Determine how many lines of the entries contain "kind". Reply with that number alone.

■ Source records
^^^^
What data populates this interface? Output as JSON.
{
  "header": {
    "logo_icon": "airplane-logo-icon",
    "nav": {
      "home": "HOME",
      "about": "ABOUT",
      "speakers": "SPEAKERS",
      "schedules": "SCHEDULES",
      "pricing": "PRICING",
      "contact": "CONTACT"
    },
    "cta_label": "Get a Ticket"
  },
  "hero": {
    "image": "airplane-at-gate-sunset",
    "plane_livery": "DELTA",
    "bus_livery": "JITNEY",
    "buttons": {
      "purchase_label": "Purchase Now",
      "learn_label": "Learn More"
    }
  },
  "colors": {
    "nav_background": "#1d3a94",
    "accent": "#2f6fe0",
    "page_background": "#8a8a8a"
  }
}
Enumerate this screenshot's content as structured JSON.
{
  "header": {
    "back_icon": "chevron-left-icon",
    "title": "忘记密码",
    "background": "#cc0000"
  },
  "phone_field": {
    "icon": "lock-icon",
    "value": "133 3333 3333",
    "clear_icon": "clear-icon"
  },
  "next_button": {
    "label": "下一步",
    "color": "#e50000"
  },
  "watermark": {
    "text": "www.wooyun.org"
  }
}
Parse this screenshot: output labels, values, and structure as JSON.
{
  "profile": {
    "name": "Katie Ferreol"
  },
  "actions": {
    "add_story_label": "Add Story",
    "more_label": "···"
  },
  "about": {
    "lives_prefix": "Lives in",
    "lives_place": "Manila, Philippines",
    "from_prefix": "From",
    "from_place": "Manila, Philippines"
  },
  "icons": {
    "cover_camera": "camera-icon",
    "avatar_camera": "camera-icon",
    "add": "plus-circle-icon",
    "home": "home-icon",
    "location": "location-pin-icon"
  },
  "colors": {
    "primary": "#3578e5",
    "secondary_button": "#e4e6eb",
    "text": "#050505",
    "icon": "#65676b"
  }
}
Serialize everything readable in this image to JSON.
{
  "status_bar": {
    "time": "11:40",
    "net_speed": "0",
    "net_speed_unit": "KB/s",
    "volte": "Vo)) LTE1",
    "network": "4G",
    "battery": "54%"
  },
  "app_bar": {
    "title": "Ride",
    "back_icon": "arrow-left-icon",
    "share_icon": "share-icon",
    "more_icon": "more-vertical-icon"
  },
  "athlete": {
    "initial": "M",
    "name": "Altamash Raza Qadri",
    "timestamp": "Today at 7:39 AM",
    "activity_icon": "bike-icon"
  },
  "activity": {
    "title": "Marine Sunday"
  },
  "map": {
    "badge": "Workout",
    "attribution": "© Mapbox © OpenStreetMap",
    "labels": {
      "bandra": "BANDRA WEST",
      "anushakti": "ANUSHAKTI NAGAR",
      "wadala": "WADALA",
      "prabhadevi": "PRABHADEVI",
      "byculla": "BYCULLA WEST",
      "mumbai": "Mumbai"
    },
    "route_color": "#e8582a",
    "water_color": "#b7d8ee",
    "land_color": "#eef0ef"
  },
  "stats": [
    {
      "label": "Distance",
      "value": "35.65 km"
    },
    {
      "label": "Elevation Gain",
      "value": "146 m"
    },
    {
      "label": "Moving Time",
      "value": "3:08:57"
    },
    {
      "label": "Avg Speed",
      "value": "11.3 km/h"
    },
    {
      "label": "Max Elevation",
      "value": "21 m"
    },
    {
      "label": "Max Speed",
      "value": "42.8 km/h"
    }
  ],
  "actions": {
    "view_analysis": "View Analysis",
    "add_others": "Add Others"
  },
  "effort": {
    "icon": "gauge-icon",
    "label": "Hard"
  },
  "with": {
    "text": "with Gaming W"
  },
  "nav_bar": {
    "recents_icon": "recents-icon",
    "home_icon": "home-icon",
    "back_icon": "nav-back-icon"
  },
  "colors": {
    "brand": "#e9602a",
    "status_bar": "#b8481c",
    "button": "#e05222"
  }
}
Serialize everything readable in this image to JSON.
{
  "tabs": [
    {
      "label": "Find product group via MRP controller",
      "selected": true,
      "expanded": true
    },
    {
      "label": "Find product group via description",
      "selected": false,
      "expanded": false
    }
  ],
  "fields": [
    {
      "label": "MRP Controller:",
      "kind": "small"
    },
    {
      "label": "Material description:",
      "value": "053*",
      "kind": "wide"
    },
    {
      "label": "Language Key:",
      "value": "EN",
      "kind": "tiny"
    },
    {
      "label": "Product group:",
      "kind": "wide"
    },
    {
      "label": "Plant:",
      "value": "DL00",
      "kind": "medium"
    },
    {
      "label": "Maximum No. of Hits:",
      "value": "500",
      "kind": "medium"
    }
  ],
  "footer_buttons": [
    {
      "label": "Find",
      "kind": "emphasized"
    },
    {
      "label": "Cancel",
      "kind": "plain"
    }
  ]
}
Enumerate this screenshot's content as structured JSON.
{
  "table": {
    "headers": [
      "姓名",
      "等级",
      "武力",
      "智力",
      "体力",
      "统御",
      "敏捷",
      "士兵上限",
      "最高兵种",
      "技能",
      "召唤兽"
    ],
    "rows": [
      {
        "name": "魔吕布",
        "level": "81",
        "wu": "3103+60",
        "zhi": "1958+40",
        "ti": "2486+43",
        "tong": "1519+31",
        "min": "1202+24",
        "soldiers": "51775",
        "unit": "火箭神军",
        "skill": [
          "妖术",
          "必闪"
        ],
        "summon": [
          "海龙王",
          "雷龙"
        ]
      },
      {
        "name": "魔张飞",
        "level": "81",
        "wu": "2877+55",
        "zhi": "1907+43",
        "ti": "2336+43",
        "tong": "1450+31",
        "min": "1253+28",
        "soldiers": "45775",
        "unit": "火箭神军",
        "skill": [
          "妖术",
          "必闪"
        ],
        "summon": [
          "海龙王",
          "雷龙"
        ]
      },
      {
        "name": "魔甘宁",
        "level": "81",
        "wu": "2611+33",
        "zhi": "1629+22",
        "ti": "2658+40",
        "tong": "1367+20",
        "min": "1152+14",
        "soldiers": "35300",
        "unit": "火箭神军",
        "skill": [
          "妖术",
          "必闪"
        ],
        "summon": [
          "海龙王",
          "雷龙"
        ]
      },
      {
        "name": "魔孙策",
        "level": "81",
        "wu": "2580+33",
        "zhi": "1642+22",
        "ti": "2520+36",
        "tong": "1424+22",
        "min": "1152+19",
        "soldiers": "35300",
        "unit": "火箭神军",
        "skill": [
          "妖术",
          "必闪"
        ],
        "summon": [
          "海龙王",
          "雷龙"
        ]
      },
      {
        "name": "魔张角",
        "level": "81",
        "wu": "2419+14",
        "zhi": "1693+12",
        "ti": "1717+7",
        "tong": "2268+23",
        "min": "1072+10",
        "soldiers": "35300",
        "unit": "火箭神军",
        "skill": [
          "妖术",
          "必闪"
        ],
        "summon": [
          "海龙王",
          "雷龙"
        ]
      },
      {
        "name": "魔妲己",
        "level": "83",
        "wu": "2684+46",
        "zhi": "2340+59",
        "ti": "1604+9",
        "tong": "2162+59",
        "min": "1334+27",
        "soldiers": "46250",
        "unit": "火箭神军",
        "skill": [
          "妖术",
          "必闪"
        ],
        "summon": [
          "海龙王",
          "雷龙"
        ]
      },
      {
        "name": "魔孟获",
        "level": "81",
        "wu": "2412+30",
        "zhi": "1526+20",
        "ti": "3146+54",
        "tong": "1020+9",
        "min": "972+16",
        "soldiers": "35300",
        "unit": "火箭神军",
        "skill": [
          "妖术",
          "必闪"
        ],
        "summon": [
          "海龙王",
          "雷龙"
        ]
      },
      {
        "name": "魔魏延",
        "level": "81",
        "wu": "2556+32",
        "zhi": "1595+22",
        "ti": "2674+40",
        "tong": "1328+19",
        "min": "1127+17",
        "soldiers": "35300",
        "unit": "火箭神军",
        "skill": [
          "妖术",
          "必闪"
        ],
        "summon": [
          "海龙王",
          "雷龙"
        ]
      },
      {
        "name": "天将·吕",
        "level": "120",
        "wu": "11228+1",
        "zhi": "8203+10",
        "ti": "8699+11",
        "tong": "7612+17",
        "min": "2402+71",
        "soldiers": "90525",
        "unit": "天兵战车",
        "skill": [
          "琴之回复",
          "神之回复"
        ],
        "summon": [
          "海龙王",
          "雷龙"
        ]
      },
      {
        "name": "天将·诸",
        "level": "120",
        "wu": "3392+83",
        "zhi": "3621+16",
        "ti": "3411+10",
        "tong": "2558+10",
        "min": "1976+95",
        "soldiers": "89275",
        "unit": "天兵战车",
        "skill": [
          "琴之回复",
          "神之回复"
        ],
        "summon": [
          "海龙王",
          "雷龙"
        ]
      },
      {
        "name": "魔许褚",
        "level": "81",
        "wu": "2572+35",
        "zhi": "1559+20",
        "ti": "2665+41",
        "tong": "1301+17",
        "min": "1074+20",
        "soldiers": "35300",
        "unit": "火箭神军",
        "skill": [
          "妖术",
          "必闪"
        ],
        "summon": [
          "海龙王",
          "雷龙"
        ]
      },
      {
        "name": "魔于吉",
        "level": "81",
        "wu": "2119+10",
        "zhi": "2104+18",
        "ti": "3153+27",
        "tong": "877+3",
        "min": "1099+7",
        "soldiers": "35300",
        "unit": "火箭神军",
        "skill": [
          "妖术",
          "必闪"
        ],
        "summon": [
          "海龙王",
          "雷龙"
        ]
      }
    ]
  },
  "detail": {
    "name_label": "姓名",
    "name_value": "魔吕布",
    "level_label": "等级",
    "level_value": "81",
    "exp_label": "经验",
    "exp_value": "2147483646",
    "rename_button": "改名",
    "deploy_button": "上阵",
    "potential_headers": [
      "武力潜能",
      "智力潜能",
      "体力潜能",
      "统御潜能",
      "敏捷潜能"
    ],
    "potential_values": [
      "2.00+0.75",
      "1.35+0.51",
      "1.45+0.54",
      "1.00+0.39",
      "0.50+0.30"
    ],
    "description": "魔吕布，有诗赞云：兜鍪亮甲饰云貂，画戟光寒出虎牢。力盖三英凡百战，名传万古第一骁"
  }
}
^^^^
■ Result of the task
8